§ Problem statement: In the entries below, find the lines that contain the word "author" and copy them.

§ Task input:

»»

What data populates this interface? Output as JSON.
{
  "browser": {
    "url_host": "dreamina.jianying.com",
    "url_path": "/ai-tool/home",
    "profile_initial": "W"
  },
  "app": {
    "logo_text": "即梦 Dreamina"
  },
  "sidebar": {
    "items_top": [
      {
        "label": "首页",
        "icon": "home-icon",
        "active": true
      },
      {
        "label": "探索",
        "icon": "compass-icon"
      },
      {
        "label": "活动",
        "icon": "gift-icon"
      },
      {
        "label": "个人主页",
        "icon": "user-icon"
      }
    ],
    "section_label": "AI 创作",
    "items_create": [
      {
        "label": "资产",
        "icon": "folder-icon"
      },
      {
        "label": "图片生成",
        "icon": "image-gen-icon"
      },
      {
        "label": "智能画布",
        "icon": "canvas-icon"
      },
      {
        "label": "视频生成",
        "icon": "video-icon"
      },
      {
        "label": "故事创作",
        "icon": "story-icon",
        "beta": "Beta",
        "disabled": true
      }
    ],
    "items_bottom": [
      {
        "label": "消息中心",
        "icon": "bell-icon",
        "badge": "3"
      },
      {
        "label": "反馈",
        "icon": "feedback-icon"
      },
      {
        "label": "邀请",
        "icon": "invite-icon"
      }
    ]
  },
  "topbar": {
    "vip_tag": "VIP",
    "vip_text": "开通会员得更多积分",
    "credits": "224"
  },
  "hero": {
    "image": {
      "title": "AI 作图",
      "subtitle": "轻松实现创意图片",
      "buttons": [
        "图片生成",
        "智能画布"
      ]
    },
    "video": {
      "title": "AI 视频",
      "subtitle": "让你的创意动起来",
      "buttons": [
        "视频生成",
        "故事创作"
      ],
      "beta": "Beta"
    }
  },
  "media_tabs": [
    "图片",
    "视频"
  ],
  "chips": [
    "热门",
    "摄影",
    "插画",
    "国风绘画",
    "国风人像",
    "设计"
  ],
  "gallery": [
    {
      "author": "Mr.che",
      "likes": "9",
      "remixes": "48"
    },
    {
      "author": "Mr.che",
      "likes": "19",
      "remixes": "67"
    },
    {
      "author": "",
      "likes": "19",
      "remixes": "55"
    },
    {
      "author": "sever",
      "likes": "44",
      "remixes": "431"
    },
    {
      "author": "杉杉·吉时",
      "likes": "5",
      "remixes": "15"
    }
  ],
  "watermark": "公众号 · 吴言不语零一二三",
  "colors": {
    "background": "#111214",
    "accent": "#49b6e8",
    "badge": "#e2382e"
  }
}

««

§ Exercise answer:
      "author": "Mr.che",
      "author": "Mr.che",
      "author": "",
      "author": "sever",
      "author": "杉杉·吉时",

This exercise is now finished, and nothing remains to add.